Panchanathan opened the roundtable discussions by thanking Klobuchar for her efforts in increasing diversity and access to science, technology, engineering and mathematics education and opportunities. He praised her unwavering support for the "CHIPS and Science Act of 2022" – "a once-in-a-generation piece of legislation that supercharges NSF’s investments in the U.S. R&D and workforce enterprise, ensuring that ideas, talent and prosperity are being unleashed across all corners of the nation," he said.
"NSF is proud to play a key role in realizing the "CHIPS and Science Act of 2022’s" bold vision for accelerating U.S. leadership in scientific and technological innovation. We will continue to support the people and translational research yielding marketable products, goods and services in areas such as artificial intelligence, quantum computing and advanced manufacturing, which will boost Minnesota’s and the nation’s economies."
After the roundtable and the town hall, Panchanathan met with students and recipients of NSF’s CAREER award, prestigious grants made by Faculty Early Career Development Program to early-career researchers in recognition of their exceptional leadership at the frontiers of scientific knowledge. He also met with representatives from major corporations – Lockheed Martin, Honeywell, General Mills and others – as well as CEOs from NSF-supported startups like Adialante, Niron Magnetics and Valerian Materials.

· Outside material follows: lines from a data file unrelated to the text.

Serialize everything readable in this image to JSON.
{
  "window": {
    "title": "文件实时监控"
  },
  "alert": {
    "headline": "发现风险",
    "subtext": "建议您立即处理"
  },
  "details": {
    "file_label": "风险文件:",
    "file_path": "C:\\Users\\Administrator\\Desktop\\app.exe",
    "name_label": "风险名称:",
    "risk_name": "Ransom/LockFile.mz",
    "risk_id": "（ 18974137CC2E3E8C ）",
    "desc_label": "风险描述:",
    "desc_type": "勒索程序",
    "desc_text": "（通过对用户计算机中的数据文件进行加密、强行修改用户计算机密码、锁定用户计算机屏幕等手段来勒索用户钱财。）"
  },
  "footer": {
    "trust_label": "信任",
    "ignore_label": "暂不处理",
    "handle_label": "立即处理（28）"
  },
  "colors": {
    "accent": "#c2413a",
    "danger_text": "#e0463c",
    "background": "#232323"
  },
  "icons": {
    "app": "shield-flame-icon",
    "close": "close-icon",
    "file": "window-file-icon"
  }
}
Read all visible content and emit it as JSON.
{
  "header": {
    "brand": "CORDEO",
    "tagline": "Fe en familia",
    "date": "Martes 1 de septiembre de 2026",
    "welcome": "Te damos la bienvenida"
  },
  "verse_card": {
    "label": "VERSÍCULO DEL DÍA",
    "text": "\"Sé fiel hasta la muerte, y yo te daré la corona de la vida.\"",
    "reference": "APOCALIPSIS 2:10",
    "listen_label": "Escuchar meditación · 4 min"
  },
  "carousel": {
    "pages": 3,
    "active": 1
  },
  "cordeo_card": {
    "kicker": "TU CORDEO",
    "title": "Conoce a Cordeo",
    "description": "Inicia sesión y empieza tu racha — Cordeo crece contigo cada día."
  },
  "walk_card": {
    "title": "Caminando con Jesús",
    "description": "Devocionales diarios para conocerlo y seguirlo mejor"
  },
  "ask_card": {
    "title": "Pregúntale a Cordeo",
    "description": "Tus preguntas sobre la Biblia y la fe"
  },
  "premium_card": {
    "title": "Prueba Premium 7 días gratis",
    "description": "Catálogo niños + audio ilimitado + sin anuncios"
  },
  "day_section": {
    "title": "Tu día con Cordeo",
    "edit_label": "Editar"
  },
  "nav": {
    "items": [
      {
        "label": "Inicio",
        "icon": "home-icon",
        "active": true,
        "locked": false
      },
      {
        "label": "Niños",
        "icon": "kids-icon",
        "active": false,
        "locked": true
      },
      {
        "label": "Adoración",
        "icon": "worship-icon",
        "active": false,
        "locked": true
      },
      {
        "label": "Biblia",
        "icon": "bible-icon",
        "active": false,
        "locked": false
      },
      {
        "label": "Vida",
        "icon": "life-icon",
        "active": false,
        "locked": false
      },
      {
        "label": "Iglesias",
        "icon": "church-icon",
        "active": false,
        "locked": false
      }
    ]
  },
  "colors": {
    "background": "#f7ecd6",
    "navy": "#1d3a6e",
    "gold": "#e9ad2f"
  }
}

Respectively, these startups are creating markets around the production of affordable and clinically valuable MRI technology; high-performance permanent magnets based entirely on low-cost, sustainable input materials; and renewable, degradable and recyclable polymers with properties that are competitive to established petroleum-derived alternatives.
Panchanathan rounded off his visit with tours of UMN’s Engineering Research Center (ERC) for Advanced Technologies for the Preservation of Biological Systems (ATP-Bio) and the National AI Research Institute for Climate-Land Interactions, Mitigation, Adaptation, Tradeoffs and Economy (AI-CLIMATE). These two NSF-supported facilities promote convergent research with unique focuses and aims.
Research at the ATP Bio center focuses on "stopping biological time" for organ transplants by radically extending the ability to bank and transport cells, aquatic embryos, tissue, skin, whole organs, microphysiological systems ("organs-on-a-chip") and even whole organisms. Goals of this ERC are to build advanced biopreservation technologies and develop a robust and diverse STEM workforce. The expected societal impacts of this research include cell therapies, transplantable tissues and organs, skin and biological dressings, food supply sustainability, new drugs and other "lab to market" innovations intended for the public’s welfare.
AI-CLIMATE is one of seven National AI Research Institutes announced under the "Biden-Harris Responsible AI Initiative" earlier this year. These institutes are designed to catalyze collaboration across institutions of higher education, federal agencies and industry to pursue transformative AI advances that are ethical, trustworthy, responsible and serve the public good. Research at the AI-Climate institute is focused on combining knowledge from agriculture and forestry sciences with novel methods in AI to curb the effects of climate change and lift the economies of rural communities. The goals are to improve accounting for carbon in farms and forests, empower carbon markets, inform decision making and expand and diversify rural and urban AI workforces.
Panchanathan’s visit to Minnesota highlighted the power of NSF investments to connect people, communities and sectors. These cross-sectoral partnerships, he said, are the frameworks for regional hubs of innovation and are critical to accelerating the development of key technologies at the center of resilient supply chains in the Midwest and beyond.